Currently, with what the university authority is offering, Abdallah Ihsan, a first-year Natural Resource Management student at KNUST, is unimpressed.

“It’s going to affect us because of internet connections and the monthly 2 gigabytes that the school is providing for us is not enough for the virtual learning,” he laments.

Abdul Futa, a second year KNUST Computer Science student, said on his WhatsApp status, “data must be free in times like this,” he added in a chat. “2 gigabytes, at most, last for two weeks.”

Telecommunication Engineering student, Rexford Bonney believes, “E-learning should be used as an electronic library where students can actually go there and get updated on stuff they have worked on before the pandemic, not the for assessment; if it goes that way it means we are not being fair to other students who do not have resources to access the internet.”

“I think is very commendable on the side of the authorities trying to bargain for the data charges on all e-learning platforms,” he lauded.

Students at the University of Ghana were also given directives to visit any nearby Vodafone office for a special SIM card for virtual learning.

After collecting them, some complained bitterly about not being able to access the internet.

“5 gigabytes is not enough,” said Kynock Yankey, in a WhatsApp chat. “Sometimes, we even get less than 5 gigabytes,” he added.

What about the lecturers, have they been given free bundle?

“If the students are given free data, are the lecturers also given free data?  who should pay for the money I spend online trying to set up my course and all that.
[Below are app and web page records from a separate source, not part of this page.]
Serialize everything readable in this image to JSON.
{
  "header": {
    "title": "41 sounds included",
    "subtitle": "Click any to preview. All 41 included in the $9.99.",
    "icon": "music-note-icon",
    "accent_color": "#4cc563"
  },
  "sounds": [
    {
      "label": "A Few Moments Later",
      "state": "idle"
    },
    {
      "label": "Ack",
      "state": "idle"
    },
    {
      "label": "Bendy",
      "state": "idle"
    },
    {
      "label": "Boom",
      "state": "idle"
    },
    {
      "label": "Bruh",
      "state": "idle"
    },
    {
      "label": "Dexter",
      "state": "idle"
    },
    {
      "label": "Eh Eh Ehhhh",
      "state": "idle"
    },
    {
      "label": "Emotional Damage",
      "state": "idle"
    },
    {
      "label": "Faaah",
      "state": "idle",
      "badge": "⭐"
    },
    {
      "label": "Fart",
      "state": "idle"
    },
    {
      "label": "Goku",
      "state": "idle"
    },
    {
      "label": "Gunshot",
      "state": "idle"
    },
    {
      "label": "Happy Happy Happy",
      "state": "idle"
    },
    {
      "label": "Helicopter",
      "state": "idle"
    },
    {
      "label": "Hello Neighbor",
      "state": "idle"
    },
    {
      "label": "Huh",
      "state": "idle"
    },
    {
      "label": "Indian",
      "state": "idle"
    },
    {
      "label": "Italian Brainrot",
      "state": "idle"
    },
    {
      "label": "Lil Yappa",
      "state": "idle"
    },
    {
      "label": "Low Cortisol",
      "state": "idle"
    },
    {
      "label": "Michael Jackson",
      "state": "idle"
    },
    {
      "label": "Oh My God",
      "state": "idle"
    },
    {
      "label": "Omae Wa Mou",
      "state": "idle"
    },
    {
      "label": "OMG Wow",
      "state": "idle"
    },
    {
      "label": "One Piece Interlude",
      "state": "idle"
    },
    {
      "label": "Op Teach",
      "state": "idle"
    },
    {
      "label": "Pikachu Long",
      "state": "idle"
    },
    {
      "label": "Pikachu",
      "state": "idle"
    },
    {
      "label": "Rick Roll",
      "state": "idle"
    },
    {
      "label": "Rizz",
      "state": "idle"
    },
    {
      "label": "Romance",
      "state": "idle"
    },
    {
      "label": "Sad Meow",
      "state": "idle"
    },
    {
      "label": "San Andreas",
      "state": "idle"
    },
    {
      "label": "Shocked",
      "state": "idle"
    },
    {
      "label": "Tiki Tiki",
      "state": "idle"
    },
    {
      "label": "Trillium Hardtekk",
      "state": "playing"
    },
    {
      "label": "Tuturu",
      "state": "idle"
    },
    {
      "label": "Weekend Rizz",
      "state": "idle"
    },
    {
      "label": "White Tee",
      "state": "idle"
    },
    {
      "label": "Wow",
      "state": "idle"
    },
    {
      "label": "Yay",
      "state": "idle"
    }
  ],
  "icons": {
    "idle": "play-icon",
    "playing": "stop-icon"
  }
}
It isn’t that simple,” Dr Acheampong noted.

Students will be given an additional two weeks to prepare for exams when school resumes.

Should the situation worsen, however, the reopening date will be delayed.

Dr Berkoe says, “we are envisaging that should the situation get worse we will have to delay reopening date so that when they come back finally we will do the end of semester exams and continue with the rest of the semester without break as for the first years, we will wait for the West African Senior Secondary Examination to conduct their examination and pick the students based on the results.”

Online learning only benefits those who have access to the internet, leaving the rest of the student population, in thousands, deprived.

In a 2010 report, 98 per cent of people at KNUST agreed that e-learning would improve, but in a country where an estimated over 50 per cent of the population have no access to the internet, online learning will be difficult to achieve.

A study at the Presbyterian University College on e-learning implementation in institutions of higher learning shows successful implementation of the e-learning environment was dependent on four key factors: ICT leadership, support and training initiatives as well as the teachers’ ICT capacity.

Another study, a year earlier, had recommended that to make e-learning a reality, there should be some further strategies to improve access to personal computers, improve the broadband width.

These, perhaps, can serve as a guide to policymakers to ensure education, especially, at the tertiary level is feasible in times of pandemics like Covid-19.